Web page and app entries
**********

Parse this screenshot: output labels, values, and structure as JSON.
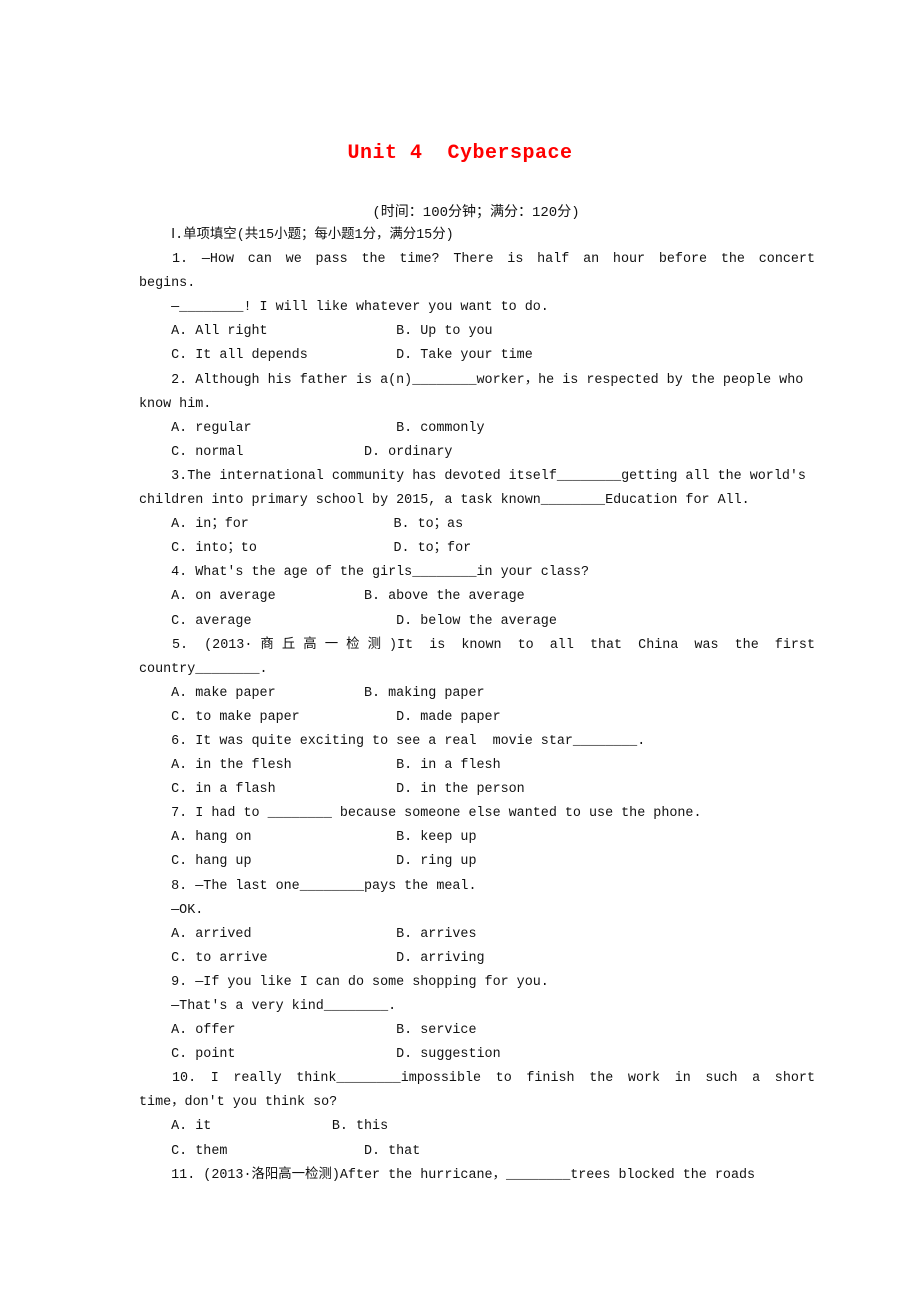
{
  "document": {
    "title": "Unit 4  Cyberspace",
    "subtitle": "(时间：100分钟；满分：120分)",
    "lines": [
      {
        "text": "    Ⅰ.单项填空(共15小题；每小题1分，满分15分)"
      },
      {
        "text": "    1. —How can we pass the time? There is half an hour before the concert",
        "justify": true
      },
      {
        "text": "begins."
      },
      {
        "text": "    —________! I will like whatever you want to do."
      },
      {
        "text": "    A. All right                B. Up to you"
      },
      {
        "text": "    C. It all depends           D. Take your time"
      },
      {
        "text": "    2. Although his father is a(n)________worker，he is respected by the people who"
      },
      {
        "text": "know him."
      },
      {
        "text": "    A. regular                  B. commonly"
      },
      {
        "text": "    C. normal               D. ordinary"
      },
      {
        "text": "    3.The international community has devoted itself________getting all the world's"
      },
      {
        "text": "children into primary school by 2015, a task known________Education for All."
      },
      {
        "text": "    A. in；for                  B. to；as"
      },
      {
        "text": "    C. into；to                 D. to；for"
      },
      {
        "text": "    4. What's the age of the girls________in your class?"
      },
      {
        "text": "    A. on average           B. above the average"
      },
      {
        "text": "    C. average                  D. below the average"
      },
      {
        "text": "    5. (2013·商丘高一检测)It is known to all that China was the first",
        "justify": true
      },
      {
        "text": "country________."
      },
      {
        "text": "    A. make paper           B. making paper"
      },
      {
        "text": "    C. to make paper            D. made paper"
      },
      {
        "text": "    6. It was quite exciting to see a real  movie star________."
      },
      {
        "text": "    A. in the flesh             B. in a flesh"
      },
      {
        "text": "    C. in a flash               D. in the person"
      },
      {
        "text": "    7. I had to ________ because someone else wanted to use the phone."
      },
      {
        "text": "    A. hang on                  B. keep up"
      },
      {
        "text": "    C. hang up                  D. ring up"
      },
      {
        "text": "    8. —The last one________pays the meal."
      },
      {
        "text": "    —OK."
      },
      {
        "text": "    A. arrived                  B. arrives"
      },
      {
        "text": "    C. to arrive                D. arriving"
      },
      {
        "text": "    9. —If you like I can do some shopping for you."
      },
      {
        "text": "    —That's a very kind________."
      },
      {
        "text": "    A. offer                    B. service"
      },
      {
        "text": "    C. point                    D. suggestion"
      },
      {
        "text": "    10. I really think________impossible to finish the work in such a short",
        "justify": true
      },
      {
        "text": "time，don't you think so?"
      },
      {
        "text": "    A. it               B. this"
      },
      {
        "text": "    C. them                 D. that"
      },
      {
        "text": "    11. (2013·洛阳高一检测)After the hurricane，________trees blocked the roads"
      }
    ]
  }
}
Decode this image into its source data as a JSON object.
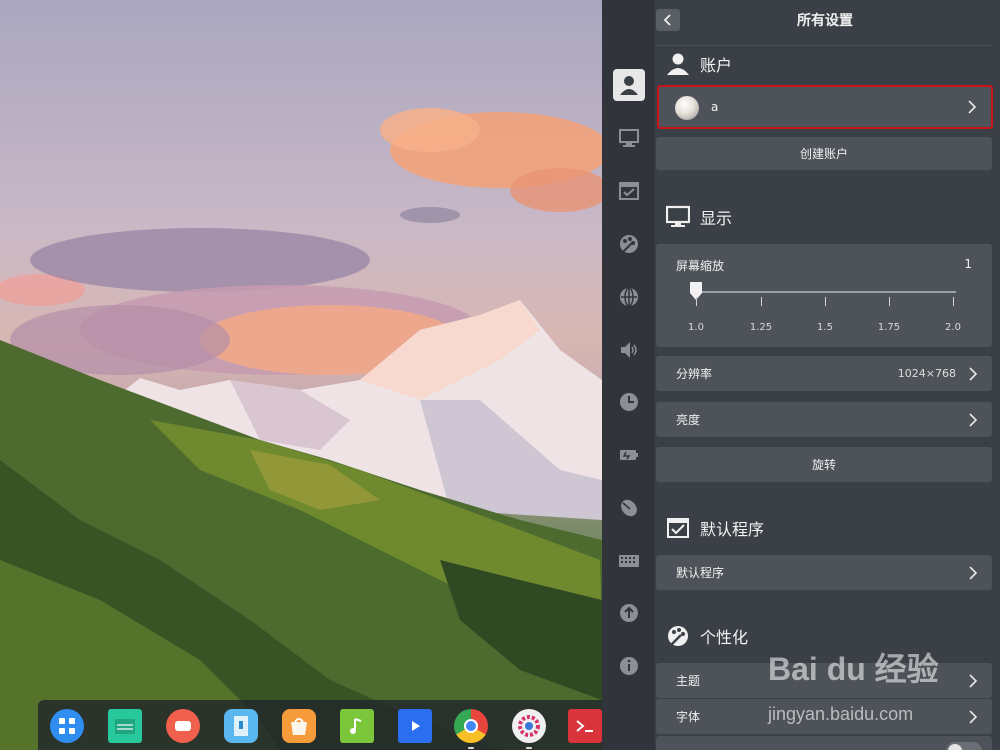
{
  "dock": {
    "apps": [
      {
        "name": "launcher-icon",
        "color": "#2f8ef0"
      },
      {
        "name": "file-manager-icon",
        "color": "#27c89b"
      },
      {
        "name": "video-recorder-icon",
        "color": "#f0604d"
      },
      {
        "name": "archive-manager-icon",
        "color": "#5bb7f0"
      },
      {
        "name": "app-store-icon",
        "color": "#f59b3a"
      },
      {
        "name": "music-icon",
        "color": "#7bc63b"
      },
      {
        "name": "movie-player-icon",
        "color": "#2b6ff0"
      },
      {
        "name": "chrome-icon",
        "color": "#e8453c"
      },
      {
        "name": "settings-icon",
        "color": "#f0f0f0"
      },
      {
        "name": "terminal-icon",
        "color": "#d9343b"
      }
    ]
  },
  "header": {
    "title": "所有设置",
    "back_icon": "chevron-left-icon"
  },
  "sidebar": {
    "items": [
      {
        "icon": "account-icon",
        "active": true
      },
      {
        "icon": "display-icon",
        "active": false
      },
      {
        "icon": "default-apps-icon",
        "active": false
      },
      {
        "icon": "personalization-icon",
        "active": false
      },
      {
        "icon": "network-icon",
        "active": false
      },
      {
        "icon": "sound-icon",
        "active": false
      },
      {
        "icon": "time-icon",
        "active": false
      },
      {
        "icon": "power-icon",
        "active": false
      },
      {
        "icon": "mouse-icon",
        "active": false
      },
      {
        "icon": "keyboard-icon",
        "active": false
      },
      {
        "icon": "update-icon",
        "active": false
      },
      {
        "icon": "info-icon",
        "active": false
      }
    ]
  },
  "account": {
    "title": "账户",
    "user_name": "a",
    "create_account": "创建账户",
    "highlight_color": "#c8141a"
  },
  "display": {
    "title": "显示",
    "scale_label": "屏幕缩放",
    "scale_value": "1",
    "scale_ticks": [
      "1.0",
      "1.25",
      "1.5",
      "1.75",
      "2.0"
    ],
    "resolution_label": "分辨率",
    "resolution_value": "1024×768",
    "brightness_label": "亮度",
    "rotate_label": "旋转"
  },
  "default_apps": {
    "title": "默认程序",
    "row_label": "默认程序"
  },
  "personalization": {
    "title": "个性化",
    "theme_label": "主题",
    "font_label": "字体"
  },
  "watermark": {
    "brand": "Bai du 经验",
    "url": "jingyan.baidu.com"
  }
}
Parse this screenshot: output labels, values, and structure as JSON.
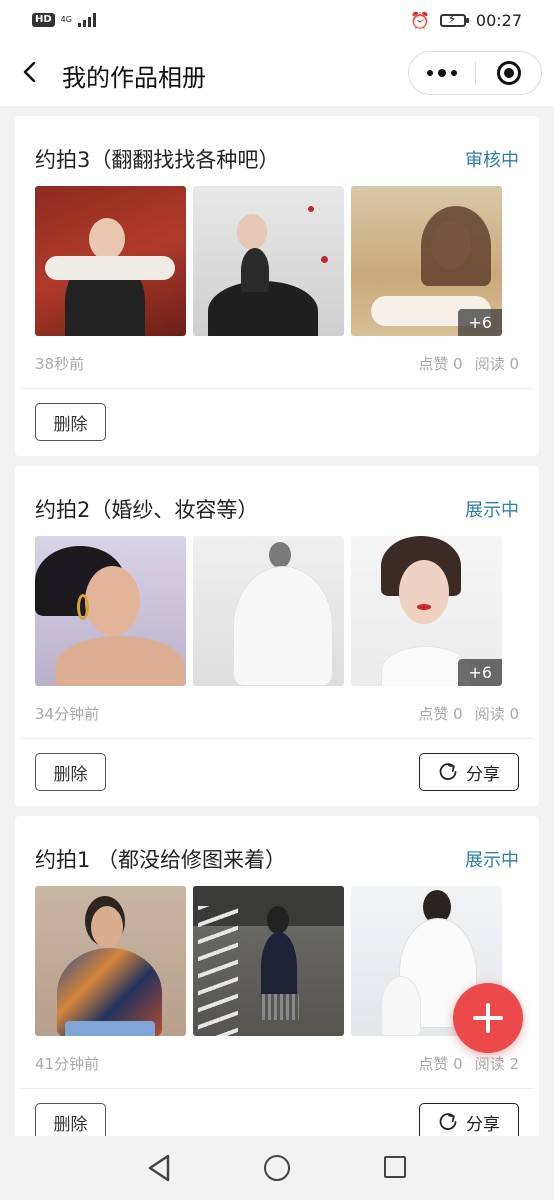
{
  "status_bar": {
    "network_badge": "HD",
    "network_type": "4G",
    "time": "00:27"
  },
  "nav": {
    "title": "我的作品相册",
    "more_icon": "more-dots-icon",
    "close_icon": "target-circle-icon"
  },
  "albums": [
    {
      "title": "约拍3（翻翻找找各种吧）",
      "status": "审核中",
      "photo_more": "+6",
      "time": "38秒前",
      "likes": "点赞 0",
      "reads": "阅读 0",
      "delete_label": "删除",
      "share_label": ""
    },
    {
      "title": "约拍2（婚纱、妆容等）",
      "status": "展示中",
      "photo_more": "+6",
      "time": "34分钟前",
      "likes": "点赞 0",
      "reads": "阅读 0",
      "delete_label": "删除",
      "share_label": "分享"
    },
    {
      "title": "约拍1 （都没给修图来着）",
      "status": "展示中",
      "photo_more": "",
      "time": "41分钟前",
      "likes": "点赞 0",
      "reads": "阅读 2",
      "delete_label": "删除",
      "share_label": "分享"
    }
  ],
  "fab": {
    "icon": "plus-icon"
  },
  "colors": {
    "status_blue": "#2f7fa8",
    "fab_red": "#ec4a4a"
  }
}
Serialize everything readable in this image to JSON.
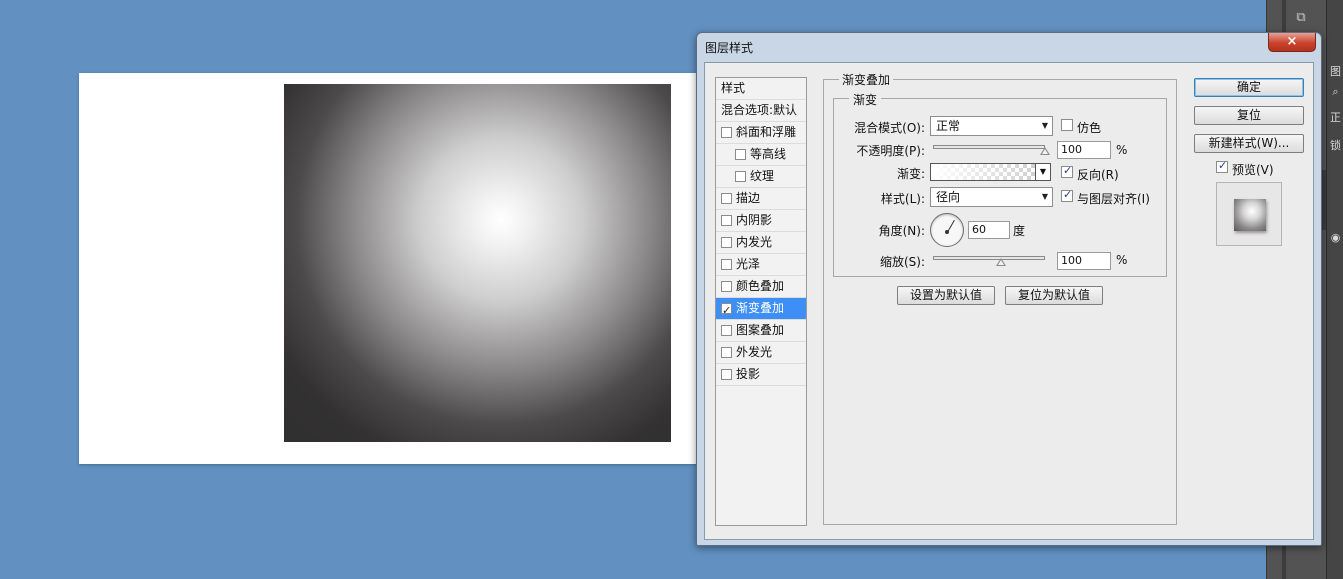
{
  "dialog": {
    "title": "图层样式",
    "close_glyph": "×"
  },
  "style_list": {
    "header": "样式",
    "blend_options": "混合选项:默认",
    "items": [
      {
        "label": "斜面和浮雕",
        "checked": false,
        "indent": false
      },
      {
        "label": "等高线",
        "checked": false,
        "indent": true
      },
      {
        "label": "纹理",
        "checked": false,
        "indent": true
      },
      {
        "label": "描边",
        "checked": false,
        "indent": false
      },
      {
        "label": "内阴影",
        "checked": false,
        "indent": false
      },
      {
        "label": "内发光",
        "checked": false,
        "indent": false
      },
      {
        "label": "光泽",
        "checked": false,
        "indent": false
      },
      {
        "label": "颜色叠加",
        "checked": false,
        "indent": false
      },
      {
        "label": "渐变叠加",
        "checked": true,
        "indent": false,
        "selected": true
      },
      {
        "label": "图案叠加",
        "checked": false,
        "indent": false
      },
      {
        "label": "外发光",
        "checked": false,
        "indent": false
      },
      {
        "label": "投影",
        "checked": false,
        "indent": false
      }
    ]
  },
  "gradient_overlay": {
    "section_title": "渐变叠加",
    "group_title": "渐变",
    "blend_mode_label": "混合模式(O):",
    "blend_mode_value": "正常",
    "dither_label": "仿色",
    "dither_checked": false,
    "opacity_label": "不透明度(P):",
    "opacity_value": "100",
    "opacity_unit": "%",
    "opacity_level": 1.0,
    "gradient_label": "渐变:",
    "reverse_label": "反向(R)",
    "reverse_checked": true,
    "style_label": "样式(L):",
    "style_value": "径向",
    "align_label": "与图层对齐(I)",
    "align_checked": true,
    "angle_label": "角度(N):",
    "angle_value": "60",
    "angle_unit": "度",
    "scale_label": "缩放(S):",
    "scale_value": "100",
    "scale_unit": "%",
    "scale_level": 0.5,
    "make_default_label": "设置为默认值",
    "reset_default_label": "复位为默认值"
  },
  "buttons": {
    "ok": "确定",
    "reset": "复位",
    "new_style": "新建样式(W)...",
    "preview_label": "预览(V)",
    "preview_checked": true
  },
  "ps_panel": {
    "dock_items": [
      "图",
      "⌕",
      "正",
      "锁",
      "◉"
    ],
    "top_icon": "⧉"
  },
  "colors": {
    "desktop": "#6190c1",
    "selection": "#3d8ff5",
    "close_button": "#c9442d"
  }
}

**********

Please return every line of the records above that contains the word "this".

**Answer to the exercise:**
Parse this screenshot: output labels, values, and structure as JSON.
        "text": "    A. it               B. this"
Decode this image into its source data as a JSON object.
Parse this screenshot: output labels, values, and structure as JSON.
Serialize everything readable in this image to JSON.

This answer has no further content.